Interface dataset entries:
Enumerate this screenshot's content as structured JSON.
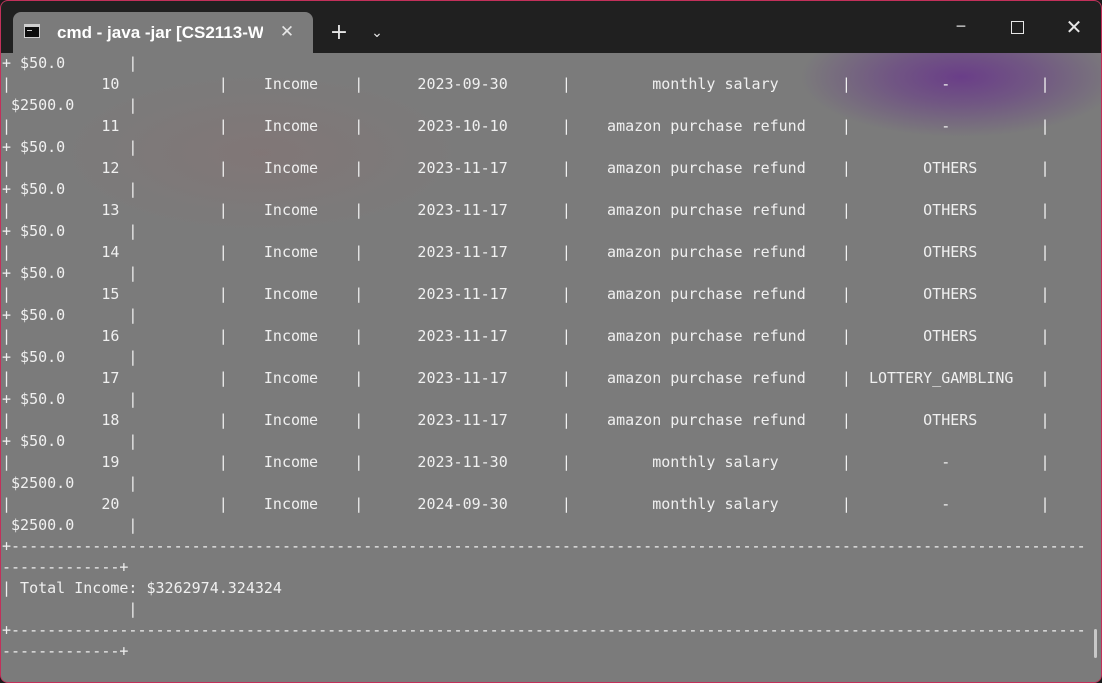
{
  "window": {
    "tab_title": "cmd - java  -jar [CS2113-W",
    "tab_icon": "terminal-icon",
    "newtab_glyph": "+",
    "dropdown_glyph": "⌄",
    "close_tab_glyph": "✕",
    "minimize_glyph": "─",
    "close_glyph": "✕",
    "accent_border": "#c2305a"
  },
  "terminal": {
    "lines": [
      "+ $50.0       |",
      "|          10           |    Income    |      2023-09-30      |         monthly salary       |          -          |       +",
      " $2500.0      |",
      "|          11           |    Income    |      2023-10-10      |    amazon purchase refund    |          -          |",
      "+ $50.0       |",
      "|          12           |    Income    |      2023-11-17      |    amazon purchase refund    |        OTHERS       |",
      "+ $50.0       |",
      "|          13           |    Income    |      2023-11-17      |    amazon purchase refund    |        OTHERS       |",
      "+ $50.0       |",
      "|          14           |    Income    |      2023-11-17      |    amazon purchase refund    |        OTHERS       |",
      "+ $50.0       |",
      "|          15           |    Income    |      2023-11-17      |    amazon purchase refund    |        OTHERS       |",
      "+ $50.0       |",
      "|          16           |    Income    |      2023-11-17      |    amazon purchase refund    |        OTHERS       |",
      "+ $50.0       |",
      "|          17           |    Income    |      2023-11-17      |    amazon purchase refund    |  LOTTERY_GAMBLING   |",
      "+ $50.0       |",
      "|          18           |    Income    |      2023-11-17      |    amazon purchase refund    |        OTHERS       |",
      "+ $50.0       |",
      "|          19           |    Income    |      2023-11-30      |         monthly salary       |          -          |       +",
      " $2500.0      |",
      "|          20           |    Income    |      2024-09-30      |         monthly salary       |          -          |       +",
      " $2500.0      |",
      "+-----------------------------------------------------------------------------------------------------------------------",
      "-------------+",
      "| Total Income: $3262974.324324",
      "              |",
      "+-----------------------------------------------------------------------------------------------------------------------",
      "-------------+"
    ]
  }
}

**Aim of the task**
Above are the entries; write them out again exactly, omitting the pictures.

**Response area**
Enumerate this screenshot's content as structured JSON.
{
  "window": {
    "tab_title": "cmd - java  -jar [CS2113-W",
    "tab_icon": "terminal-icon",
    "newtab_glyph": "+",
    "dropdown_glyph": "⌄",
    "close_tab_glyph": "✕",
    "minimize_glyph": "─",
    "close_glyph": "✕",
    "accent_border": "#c2305a"
  },
  "terminal": {
    "lines": [
      "+ $50.0       |",
      "|          10           |    Income    |      2023-09-30      |         monthly salary       |          -          |       +",
      " $2500.0      |",
      "|          11           |    Income    |      2023-10-10      |    amazon purchase refund    |          -          |",
      "+ $50.0       |",
      "|          12           |    Income    |      2023-11-17      |    amazon purchase refund    |        OTHERS       |",
      "+ $50.0       |",
      "|          13           |    Income    |      2023-11-17      |    amazon purchase refund    |        OTHERS       |",
      "+ $50.0       |",
      "|          14           |    Income    |      2023-11-17      |    amazon purchase refund    |        OTHERS       |",
      "+ $50.0       |",
      "|          15           |    Income    |      2023-11-17      |    amazon purchase refund    |        OTHERS       |",
      "+ $50.0       |",
      "|          16           |    Income    |      2023-11-17      |    amazon purchase refund    |        OTHERS       |",
      "+ $50.0       |",
      "|          17           |    Income    |      2023-11-17      |    amazon purchase refund    |  LOTTERY_GAMBLING   |",
      "+ $50.0       |",
      "|          18           |    Income    |      2023-11-17      |    amazon purchase refund    |        OTHERS       |",
      "+ $50.0       |",
      "|          19           |    Income    |      2023-11-30      |         monthly salary       |          -          |       +",
      " $2500.0      |",
      "|          20           |    Income    |      2024-09-30      |         monthly salary       |          -          |       +",
      " $2500.0      |",
      "+-----------------------------------------------------------------------------------------------------------------------",
      "-------------+",
      "| Total Income: $3262974.324324",
      "              |",
      "+-----------------------------------------------------------------------------------------------------------------------",
      "-------------+"
    ]
  }
}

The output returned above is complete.